This tiny speck on the map of the central Pacific Ocean lies 1,335 miles south of Hawaii. When we were about halfway there, our airplane turned 180 degrees. I was more than a little concerned, being aloft in the middle of the Pacific as we were. Airplanes don’t turn without good reason. After what seemed like an eternity, the pilot came on the PA system and announced that one of the ocean navigation instruments had failed. Since we hadn’t reached the “point of no return,” we were returning to Honolulu, he said. The flight attendant brought around more drinks, which took our minds off being in the middle of the ocean with less than the normal number of navigation aids.

Back at Honolulu, it was discovered that the aircraft’s entire adult beverage supply had somehow evaporated. Between repairs and restocking of necessary fluids, we took six hours to fly to Christmas Island instead of the previously planned three.

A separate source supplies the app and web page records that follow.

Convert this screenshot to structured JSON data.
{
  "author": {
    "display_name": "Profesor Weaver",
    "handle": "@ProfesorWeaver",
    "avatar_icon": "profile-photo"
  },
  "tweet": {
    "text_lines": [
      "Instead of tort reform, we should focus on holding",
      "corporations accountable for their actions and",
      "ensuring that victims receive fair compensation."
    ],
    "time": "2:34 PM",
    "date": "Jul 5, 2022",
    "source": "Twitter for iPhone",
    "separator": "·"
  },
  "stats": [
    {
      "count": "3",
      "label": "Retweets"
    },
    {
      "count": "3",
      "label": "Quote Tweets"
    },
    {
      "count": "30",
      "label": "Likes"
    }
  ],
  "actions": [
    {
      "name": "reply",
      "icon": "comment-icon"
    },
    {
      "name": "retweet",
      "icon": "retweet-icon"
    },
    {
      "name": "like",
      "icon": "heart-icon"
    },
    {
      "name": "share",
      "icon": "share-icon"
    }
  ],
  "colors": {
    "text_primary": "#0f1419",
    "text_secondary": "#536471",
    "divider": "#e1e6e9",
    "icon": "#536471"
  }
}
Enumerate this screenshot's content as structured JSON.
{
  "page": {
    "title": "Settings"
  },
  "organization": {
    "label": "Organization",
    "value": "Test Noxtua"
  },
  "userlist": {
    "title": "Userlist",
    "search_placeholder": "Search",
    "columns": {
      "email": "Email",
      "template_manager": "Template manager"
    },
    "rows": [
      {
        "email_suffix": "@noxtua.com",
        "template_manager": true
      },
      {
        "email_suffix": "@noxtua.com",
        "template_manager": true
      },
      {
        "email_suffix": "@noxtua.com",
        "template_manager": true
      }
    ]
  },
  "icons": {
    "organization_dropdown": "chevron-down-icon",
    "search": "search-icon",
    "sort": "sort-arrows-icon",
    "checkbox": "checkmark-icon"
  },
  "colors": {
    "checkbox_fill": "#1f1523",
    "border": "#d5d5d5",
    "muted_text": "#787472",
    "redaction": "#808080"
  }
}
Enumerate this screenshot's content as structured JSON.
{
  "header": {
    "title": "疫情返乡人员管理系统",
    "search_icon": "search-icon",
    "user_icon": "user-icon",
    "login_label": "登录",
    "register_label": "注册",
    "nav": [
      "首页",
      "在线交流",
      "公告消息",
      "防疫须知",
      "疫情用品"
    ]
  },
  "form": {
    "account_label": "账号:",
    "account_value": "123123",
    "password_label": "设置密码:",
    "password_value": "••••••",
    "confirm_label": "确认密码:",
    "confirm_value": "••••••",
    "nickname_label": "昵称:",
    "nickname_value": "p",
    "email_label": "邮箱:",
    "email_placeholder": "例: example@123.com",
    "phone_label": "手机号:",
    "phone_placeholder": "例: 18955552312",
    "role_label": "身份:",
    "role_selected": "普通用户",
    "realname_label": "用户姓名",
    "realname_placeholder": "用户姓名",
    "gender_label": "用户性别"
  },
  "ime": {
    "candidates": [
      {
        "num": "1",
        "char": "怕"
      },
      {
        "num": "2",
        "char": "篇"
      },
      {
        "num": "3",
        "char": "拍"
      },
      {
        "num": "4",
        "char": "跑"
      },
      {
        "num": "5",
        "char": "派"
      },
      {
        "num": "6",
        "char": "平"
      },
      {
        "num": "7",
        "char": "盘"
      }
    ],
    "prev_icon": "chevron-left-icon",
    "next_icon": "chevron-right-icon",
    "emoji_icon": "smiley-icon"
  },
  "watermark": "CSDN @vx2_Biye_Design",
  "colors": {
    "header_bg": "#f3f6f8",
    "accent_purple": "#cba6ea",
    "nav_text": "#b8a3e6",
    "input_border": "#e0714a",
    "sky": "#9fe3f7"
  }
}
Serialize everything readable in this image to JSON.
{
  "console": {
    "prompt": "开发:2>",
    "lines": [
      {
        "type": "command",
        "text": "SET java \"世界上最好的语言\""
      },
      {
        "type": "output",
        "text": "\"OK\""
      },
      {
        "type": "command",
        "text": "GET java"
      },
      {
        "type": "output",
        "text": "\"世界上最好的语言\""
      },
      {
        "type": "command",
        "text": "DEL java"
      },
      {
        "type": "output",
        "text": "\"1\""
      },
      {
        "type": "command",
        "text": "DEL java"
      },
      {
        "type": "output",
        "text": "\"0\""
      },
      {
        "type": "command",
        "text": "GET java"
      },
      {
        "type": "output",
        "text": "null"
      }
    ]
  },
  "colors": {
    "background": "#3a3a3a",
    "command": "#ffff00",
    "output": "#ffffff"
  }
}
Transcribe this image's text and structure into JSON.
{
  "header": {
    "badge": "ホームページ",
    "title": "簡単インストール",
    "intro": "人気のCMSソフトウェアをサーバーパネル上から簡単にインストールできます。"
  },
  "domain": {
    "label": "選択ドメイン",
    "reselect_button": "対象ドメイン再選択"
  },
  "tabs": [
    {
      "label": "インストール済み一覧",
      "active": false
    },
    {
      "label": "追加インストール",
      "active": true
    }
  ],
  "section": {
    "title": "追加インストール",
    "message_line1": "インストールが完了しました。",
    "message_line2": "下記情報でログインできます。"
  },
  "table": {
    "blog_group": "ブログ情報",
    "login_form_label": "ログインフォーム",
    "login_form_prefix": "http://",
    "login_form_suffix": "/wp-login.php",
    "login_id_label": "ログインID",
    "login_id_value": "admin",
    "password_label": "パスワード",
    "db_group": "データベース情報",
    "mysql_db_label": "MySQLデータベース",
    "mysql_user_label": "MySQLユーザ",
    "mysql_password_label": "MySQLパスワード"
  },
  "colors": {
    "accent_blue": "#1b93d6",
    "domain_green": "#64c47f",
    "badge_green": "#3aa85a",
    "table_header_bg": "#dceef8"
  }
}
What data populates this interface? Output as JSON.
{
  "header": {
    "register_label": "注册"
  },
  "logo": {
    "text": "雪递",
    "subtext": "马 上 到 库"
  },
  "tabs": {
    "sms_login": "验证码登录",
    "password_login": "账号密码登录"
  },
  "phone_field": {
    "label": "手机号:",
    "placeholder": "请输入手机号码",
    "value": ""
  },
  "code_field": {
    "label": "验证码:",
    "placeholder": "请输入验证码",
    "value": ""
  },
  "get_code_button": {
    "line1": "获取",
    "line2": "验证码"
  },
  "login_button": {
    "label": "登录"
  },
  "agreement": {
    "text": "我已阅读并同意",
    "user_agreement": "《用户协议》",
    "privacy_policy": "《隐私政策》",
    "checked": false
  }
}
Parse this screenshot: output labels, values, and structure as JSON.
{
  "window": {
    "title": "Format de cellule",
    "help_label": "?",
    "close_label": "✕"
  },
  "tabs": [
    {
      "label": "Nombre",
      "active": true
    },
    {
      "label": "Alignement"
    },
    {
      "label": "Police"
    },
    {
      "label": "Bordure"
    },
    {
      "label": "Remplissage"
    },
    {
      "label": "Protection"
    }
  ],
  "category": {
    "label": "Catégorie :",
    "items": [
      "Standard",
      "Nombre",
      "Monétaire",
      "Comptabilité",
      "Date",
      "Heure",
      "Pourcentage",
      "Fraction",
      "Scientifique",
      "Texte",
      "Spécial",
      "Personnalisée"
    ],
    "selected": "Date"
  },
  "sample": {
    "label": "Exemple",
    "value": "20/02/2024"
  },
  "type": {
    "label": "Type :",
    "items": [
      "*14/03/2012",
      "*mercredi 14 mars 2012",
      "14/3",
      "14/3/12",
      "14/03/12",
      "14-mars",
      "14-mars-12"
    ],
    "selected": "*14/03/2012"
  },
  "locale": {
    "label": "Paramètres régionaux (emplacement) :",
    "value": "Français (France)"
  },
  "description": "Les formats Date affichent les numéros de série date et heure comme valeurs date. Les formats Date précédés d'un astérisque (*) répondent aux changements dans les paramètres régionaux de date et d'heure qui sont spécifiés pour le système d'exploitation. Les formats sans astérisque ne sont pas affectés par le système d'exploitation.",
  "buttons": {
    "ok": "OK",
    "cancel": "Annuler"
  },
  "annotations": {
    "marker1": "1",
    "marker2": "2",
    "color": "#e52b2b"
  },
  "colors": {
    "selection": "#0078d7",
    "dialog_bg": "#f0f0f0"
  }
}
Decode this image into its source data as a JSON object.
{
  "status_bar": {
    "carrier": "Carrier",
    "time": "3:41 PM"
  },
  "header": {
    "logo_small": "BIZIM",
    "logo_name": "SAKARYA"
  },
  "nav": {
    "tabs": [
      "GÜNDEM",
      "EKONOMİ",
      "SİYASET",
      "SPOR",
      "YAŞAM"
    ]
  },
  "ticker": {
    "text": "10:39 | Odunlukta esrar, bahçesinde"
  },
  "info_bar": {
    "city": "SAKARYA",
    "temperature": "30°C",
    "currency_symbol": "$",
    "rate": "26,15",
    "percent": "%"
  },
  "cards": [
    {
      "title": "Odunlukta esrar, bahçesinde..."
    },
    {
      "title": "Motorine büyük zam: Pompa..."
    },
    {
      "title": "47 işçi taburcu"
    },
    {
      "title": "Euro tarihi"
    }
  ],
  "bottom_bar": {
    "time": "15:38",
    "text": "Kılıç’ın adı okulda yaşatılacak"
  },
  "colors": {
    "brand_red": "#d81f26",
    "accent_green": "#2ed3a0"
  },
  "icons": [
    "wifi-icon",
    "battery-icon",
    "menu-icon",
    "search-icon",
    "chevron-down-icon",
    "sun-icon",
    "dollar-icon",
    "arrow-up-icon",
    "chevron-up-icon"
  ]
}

Looking out the airplane’s window as we approached Christmas Island, I noted that all the coconut trees seemed to be in rows. Then I remembered that they’d all been planted, part of various schemes to make money in the copra market. The first of them were planted by seamen under the supervision of one William Bligh, on the order of Captain James Cook in 1777.

On his third and, as it turned out, last voyage, Cook was heading north to find a Northwest Passage and anchored off the atoll. In the log of the HMS Resolution, he wrote: “As we kept our Christmas here, we called it Christmas Island. This day, the people were served fresh pork, fish and double allowances of liquor which enabled them to spend the evening with mirth and jollity.”

We stepped from the air-conditioned plane into the blinding equatorial sun. Friendly black faces grinned at us. A sign over the terminal building said, “CHRISTMAS ISLAND, ELEVATION 5 FEET.”

We’d arrived.

This was the first time I ever needed a passport to go fishing. We cleared customs without a hitch, received our Visitors Pleasure Fishing Permits and boarded an elderly bus for the ride to the only hotel on the island. It had been a long day, and we were tired, but we were determined to follow Cook’s crew’s lead, and to “spend the evening with mirth and jollity.”

Les Palmer can be reached at